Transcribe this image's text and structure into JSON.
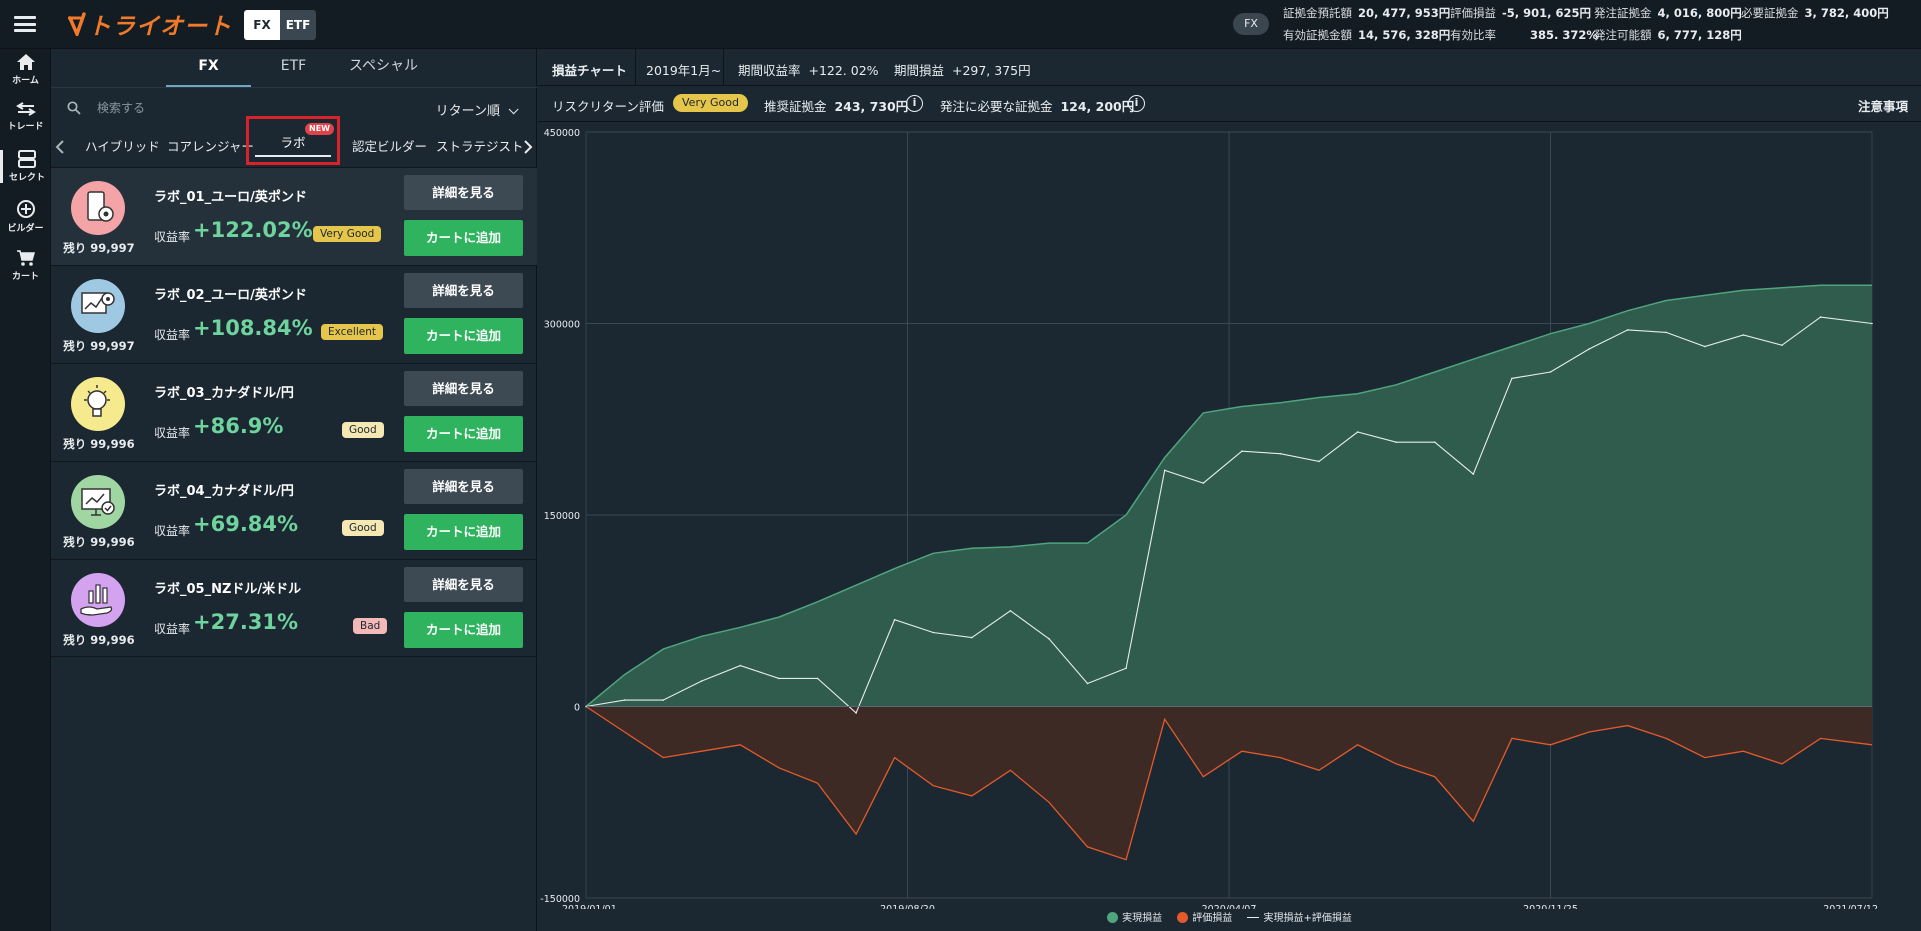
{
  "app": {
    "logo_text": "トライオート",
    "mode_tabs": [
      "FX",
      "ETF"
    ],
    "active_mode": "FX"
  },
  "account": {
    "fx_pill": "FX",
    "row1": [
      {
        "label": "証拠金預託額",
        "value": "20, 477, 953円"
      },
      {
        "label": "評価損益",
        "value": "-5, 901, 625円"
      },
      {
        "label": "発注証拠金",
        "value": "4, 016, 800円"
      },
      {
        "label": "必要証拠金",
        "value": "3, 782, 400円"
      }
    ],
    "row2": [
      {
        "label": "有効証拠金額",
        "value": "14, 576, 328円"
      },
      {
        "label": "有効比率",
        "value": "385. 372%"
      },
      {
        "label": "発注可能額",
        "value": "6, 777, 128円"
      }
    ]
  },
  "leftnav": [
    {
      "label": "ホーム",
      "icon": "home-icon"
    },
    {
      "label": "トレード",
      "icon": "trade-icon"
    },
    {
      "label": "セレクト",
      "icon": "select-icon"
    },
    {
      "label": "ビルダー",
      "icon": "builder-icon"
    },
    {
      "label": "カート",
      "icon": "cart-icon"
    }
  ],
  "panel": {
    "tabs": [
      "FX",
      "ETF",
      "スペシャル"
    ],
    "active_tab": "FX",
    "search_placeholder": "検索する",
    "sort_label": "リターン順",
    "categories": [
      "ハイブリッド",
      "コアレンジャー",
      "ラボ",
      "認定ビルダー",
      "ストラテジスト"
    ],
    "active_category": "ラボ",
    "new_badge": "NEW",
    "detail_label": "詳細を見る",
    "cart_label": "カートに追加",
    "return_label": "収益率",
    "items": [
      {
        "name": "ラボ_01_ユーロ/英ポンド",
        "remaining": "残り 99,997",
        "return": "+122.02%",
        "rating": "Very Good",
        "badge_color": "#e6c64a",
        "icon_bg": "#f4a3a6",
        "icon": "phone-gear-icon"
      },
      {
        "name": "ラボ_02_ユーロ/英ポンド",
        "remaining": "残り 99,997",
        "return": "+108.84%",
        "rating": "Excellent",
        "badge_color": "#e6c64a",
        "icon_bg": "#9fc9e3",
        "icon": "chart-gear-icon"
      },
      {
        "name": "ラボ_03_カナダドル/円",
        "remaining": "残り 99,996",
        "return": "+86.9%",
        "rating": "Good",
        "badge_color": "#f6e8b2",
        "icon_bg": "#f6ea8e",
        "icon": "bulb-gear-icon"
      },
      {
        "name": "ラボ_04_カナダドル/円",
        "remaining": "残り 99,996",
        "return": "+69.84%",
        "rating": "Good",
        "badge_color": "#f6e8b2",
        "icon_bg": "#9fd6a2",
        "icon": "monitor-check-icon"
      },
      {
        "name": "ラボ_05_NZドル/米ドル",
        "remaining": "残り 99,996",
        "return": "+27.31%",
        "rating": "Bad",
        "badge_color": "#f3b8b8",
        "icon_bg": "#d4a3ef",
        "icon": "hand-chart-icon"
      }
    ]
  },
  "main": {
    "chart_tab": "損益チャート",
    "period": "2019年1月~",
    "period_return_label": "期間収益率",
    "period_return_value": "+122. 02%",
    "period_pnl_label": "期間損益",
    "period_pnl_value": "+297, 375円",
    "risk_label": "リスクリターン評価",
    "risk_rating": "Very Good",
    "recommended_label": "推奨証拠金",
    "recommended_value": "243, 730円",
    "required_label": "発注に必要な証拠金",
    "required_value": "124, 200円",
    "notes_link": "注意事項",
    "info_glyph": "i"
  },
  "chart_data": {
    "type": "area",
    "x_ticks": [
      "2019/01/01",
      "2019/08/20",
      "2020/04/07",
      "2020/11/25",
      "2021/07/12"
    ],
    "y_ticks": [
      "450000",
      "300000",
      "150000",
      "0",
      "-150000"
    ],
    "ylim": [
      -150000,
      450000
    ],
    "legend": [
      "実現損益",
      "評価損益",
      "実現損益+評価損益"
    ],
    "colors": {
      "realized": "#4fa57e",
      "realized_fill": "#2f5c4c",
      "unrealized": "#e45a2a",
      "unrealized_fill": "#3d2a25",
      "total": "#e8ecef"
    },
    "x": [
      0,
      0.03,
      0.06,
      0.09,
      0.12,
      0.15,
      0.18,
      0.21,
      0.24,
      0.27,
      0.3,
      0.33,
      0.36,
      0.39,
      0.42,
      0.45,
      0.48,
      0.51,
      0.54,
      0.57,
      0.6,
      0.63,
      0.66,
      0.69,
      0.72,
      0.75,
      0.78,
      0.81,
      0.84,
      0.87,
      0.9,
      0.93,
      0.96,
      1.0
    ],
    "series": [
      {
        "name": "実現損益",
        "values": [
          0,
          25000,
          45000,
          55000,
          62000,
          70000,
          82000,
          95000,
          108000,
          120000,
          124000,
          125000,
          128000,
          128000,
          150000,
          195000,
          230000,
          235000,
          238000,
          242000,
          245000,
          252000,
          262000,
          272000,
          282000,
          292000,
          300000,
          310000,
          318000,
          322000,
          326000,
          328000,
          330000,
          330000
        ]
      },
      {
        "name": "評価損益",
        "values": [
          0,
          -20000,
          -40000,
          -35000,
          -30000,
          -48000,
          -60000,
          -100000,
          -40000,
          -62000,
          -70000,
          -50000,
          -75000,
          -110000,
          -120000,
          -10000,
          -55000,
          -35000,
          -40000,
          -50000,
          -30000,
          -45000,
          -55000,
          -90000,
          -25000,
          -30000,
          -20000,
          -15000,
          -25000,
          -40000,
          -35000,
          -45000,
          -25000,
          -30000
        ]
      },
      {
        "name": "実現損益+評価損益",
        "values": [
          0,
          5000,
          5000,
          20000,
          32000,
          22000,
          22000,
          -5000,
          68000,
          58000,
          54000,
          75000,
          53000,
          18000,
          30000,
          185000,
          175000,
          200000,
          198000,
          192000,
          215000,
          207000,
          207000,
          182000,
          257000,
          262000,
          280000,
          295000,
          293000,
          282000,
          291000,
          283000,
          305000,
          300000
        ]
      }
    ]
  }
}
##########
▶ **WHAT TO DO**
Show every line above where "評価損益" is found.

▶ **COMPLETED EXERCISE**
        "label": "評価損益",
      "評価損益",
      "実現損益+評価損益"
        "name": "評価損益",
        "name": "実現損益+評価損益",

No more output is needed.